The management in large and medium sized companies is more dependent than ever before on having general counsels and legal departments that have a strong combination of academic skills and business acumen. General counsels and legal departments that possess such skills will contribute with value-added advice and recommendations to management and the board of directors in improving the competitive sphere for the company, inhibit and solve problems that occur and spot the possibilities a constantly developing world brings.
Arntzen de Besche works closely with general counsels and legal departments in large and medium-sized Norwegian and international companies within a high number of sectors and countries. The combination of the perspectives, challenges and possibilities they experience, motivates and thrives us in constantly focusing on new thinking, improvement of the services we provide and how we can even more fulfil the demands of the general counsels and legal departments. We know the challenges general counsel and legal departments face within different sectors.
Legal areas such as compliance, data security,
privacy, digitalisation and corporate governance
are given an increasingly higher focus and attention
in the board room and management meetings.
General counsels and law fi rms must be innovative
to maintain strong competitive advantages. Again,
we congratulate all of the general counsels who have
been admitted into the GC Powerlist.
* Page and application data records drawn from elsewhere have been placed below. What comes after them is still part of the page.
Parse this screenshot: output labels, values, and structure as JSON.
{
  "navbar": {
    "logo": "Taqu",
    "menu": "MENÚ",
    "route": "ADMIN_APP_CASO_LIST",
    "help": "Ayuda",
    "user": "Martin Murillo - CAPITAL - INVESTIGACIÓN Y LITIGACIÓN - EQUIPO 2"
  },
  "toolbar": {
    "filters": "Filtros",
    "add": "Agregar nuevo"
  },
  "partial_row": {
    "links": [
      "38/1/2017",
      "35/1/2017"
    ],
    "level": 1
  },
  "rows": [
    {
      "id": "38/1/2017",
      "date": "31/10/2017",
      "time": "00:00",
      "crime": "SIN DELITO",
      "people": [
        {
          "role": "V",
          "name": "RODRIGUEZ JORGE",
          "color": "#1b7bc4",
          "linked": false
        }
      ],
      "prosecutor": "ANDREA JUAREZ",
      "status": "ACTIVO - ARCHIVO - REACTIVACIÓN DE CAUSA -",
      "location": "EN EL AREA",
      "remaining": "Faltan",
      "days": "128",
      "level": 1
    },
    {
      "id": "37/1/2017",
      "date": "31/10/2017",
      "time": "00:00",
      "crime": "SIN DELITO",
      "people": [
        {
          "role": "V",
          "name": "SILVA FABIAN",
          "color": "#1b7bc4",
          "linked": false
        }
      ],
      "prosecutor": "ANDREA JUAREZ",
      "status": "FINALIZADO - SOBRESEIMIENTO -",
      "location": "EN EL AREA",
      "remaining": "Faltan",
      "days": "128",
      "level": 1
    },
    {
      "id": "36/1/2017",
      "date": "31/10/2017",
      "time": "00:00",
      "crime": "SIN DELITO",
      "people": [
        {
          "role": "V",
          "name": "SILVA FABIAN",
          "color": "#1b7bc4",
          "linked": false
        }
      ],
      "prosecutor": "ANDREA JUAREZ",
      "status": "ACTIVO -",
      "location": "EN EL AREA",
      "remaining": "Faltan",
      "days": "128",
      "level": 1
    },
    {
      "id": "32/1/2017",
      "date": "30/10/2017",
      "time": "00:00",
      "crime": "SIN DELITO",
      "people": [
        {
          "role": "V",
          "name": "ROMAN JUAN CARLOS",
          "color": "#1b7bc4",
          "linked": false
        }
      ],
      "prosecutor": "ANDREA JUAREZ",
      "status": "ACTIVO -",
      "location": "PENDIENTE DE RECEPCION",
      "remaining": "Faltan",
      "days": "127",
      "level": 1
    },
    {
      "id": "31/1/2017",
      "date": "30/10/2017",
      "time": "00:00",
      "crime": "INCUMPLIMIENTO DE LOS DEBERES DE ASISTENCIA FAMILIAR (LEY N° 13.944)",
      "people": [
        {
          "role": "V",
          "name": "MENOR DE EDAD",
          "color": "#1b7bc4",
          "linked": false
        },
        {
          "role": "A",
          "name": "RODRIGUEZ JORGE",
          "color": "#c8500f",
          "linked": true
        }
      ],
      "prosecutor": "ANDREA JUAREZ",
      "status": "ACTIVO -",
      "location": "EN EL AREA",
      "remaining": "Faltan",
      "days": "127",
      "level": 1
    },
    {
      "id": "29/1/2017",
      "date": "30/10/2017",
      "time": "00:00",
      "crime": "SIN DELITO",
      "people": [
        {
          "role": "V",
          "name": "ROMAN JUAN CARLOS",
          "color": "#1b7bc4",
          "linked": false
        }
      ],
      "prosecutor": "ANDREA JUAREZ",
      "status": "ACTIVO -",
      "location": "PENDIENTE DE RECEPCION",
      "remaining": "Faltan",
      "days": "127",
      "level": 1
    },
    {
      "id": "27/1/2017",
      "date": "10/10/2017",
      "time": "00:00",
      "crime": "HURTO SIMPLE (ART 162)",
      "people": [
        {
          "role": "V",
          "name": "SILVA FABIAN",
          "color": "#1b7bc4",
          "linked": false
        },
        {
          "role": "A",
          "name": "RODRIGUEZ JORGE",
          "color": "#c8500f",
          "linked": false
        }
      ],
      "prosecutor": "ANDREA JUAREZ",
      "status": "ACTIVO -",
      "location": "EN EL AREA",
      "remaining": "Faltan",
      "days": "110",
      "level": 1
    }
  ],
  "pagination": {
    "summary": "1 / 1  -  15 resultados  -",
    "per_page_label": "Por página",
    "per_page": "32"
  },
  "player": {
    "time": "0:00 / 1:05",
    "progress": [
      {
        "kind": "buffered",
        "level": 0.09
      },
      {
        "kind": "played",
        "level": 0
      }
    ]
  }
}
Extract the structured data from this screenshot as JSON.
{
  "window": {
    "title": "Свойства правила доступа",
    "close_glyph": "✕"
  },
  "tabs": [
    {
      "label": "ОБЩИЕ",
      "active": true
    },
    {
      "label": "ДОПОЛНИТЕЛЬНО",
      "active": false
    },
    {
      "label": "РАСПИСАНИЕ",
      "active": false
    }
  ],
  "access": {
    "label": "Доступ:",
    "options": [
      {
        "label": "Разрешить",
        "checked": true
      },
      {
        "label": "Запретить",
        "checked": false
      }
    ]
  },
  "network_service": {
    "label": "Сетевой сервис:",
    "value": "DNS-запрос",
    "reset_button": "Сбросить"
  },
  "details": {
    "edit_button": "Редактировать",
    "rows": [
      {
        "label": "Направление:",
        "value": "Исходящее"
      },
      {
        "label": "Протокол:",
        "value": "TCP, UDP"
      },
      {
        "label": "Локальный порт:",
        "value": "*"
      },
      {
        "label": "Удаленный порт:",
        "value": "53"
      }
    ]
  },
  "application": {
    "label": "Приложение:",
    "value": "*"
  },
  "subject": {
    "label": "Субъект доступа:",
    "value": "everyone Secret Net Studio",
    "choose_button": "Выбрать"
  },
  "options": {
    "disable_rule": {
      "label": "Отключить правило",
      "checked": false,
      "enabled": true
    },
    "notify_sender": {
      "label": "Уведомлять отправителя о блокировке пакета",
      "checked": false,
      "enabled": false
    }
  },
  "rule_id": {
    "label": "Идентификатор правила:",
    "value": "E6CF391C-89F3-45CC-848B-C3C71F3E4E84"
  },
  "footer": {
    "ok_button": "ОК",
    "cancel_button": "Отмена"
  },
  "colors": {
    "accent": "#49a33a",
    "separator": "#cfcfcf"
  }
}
Your work,
knowledge and dedication provide true value to
shareholders, employees and stakeholders.
Nominations now open!
Nominations are now open for: Africa Teams, Australia, Brazil, Canada Teams, Central America, Central and Eastern Europe Teams, China Teams, Germany Teams, Ireland Teams, Italy, Middle East Teams, Norway Teams, Russia Teams, Southeast Asia, Switzerland, Turkey and United States.
GC Powerlist is a trading name of The Legal 500 Series and Legalease Ltd, and operates in multiple legal jurisdictions worldwide.